Thursday, June 19, 2014
Last year we had a great spawning season. This year we have augmented the fish population by stocking the following:
6,250 Largemouth Bass
Fishing this year is not recommended because the fish will still be establishing. Next year is when we anticipate seeing anglers on the lake.
Weyauwega Lake is now in it's second year of being at level. Last year we dealt with the non-aquadic plants in the process of drowning in the deeper water. We also noticed flowering rush, an invasive species that greatly concerned us. To that end we began to develop a replanting plan to introduce desirable aquatics in sufficient number to outpace the invasive species. We needed further research and a plant survey before moving forward. We now have that survey. "
Lake Weyauwega Site Visit
On June 17th Ted Johnson and Eric Evensen with the Wisconsin DNR visited Lake Weyauwega to investigate reports of large Eurasian water milfoil beds. Upon inspection no Eurasian water milfoil was found in the lake. Algae covered coontail and common waterweed may have been mistaken for EWM. However, two other invasive species were seen in large numbers; Curly leaf pondweed and Flowering rush. Curly leaf pondweed was found throughout the lake and in most cases was topped out at the surface. No turions were observed on the CLP.
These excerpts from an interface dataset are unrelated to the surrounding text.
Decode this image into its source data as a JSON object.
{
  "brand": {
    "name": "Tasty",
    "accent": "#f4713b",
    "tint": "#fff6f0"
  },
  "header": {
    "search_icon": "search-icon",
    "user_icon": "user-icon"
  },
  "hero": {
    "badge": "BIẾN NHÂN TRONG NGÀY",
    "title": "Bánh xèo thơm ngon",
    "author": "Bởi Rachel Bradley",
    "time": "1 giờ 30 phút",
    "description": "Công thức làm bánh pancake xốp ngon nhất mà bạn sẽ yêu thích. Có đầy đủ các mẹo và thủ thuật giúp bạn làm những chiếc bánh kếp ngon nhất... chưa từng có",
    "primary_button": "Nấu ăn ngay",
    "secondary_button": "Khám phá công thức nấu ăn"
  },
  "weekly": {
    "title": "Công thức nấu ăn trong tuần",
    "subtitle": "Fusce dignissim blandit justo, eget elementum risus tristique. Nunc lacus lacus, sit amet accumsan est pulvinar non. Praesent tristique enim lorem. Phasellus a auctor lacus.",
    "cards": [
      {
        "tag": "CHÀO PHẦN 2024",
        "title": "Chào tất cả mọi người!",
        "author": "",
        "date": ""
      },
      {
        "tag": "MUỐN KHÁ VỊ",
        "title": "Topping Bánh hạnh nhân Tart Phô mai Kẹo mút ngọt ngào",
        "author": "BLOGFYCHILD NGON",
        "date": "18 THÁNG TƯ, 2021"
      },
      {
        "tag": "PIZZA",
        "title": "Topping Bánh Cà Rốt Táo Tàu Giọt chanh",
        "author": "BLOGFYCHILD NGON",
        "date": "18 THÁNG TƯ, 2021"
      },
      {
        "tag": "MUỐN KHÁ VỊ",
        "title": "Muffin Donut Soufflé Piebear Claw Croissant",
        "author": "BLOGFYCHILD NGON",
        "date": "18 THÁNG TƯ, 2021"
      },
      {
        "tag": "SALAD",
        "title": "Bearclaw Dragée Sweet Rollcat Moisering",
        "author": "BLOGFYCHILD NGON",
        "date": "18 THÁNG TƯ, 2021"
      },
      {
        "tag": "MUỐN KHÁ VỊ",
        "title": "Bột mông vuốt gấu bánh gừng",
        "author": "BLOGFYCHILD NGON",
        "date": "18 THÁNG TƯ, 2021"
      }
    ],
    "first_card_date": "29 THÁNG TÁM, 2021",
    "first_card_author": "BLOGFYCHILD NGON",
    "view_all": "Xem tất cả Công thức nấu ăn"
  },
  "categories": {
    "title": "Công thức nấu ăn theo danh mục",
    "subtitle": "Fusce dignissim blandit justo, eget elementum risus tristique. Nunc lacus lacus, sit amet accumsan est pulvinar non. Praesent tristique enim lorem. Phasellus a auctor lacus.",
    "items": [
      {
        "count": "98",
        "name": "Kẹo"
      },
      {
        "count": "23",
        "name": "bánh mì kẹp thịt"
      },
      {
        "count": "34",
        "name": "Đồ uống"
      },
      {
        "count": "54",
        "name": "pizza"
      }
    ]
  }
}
Flowering rush colonized the exposed lake bed from mid-lake to the upper end during the recent drawdown and can still be found in large numbers on the upper end of the lake. The main channel on the upper end of the lake is free of vegetation and easily navigable. The channel was lined with uprooted, dying flowering rush. The rest of the upper end is colonized by the flowering rush. Most of the flowering rush is growing in 3.5 – 5.0 feet of water which is outside of its preferred habitat. The Flowering rush was easily pulled from the lake bed and had a very shallow, small root system. It is hard to determine how long the flowering rush will persist but the plants exhibit very evident signs of stress.
A full species list of plants observed:
1. Flowering rush (Butomus umbellatus)
2. Common waterweed (Elodea canadensis)
3. Coontail (Ceratophyllum demersum)
4. Curly leaf pondweed (Potamogeton crispus)
5. Flat-stem pondweed (Potamogeton zosteriformis)
6. Long-leaf pondweed (Potamogeton nodosus)
7. Water stargrass (Heteranthera dubia)
8. Small duckweed (Lemna minor)
9. Large duckweed (Spirodela polyrhiza)
This is all very good news for the lake. Before Weyauwega Lake was drained there were only three species found in the lake. We now have nine. We anticipate this will improve. We are moving forward with our plans to keep the lake healthy.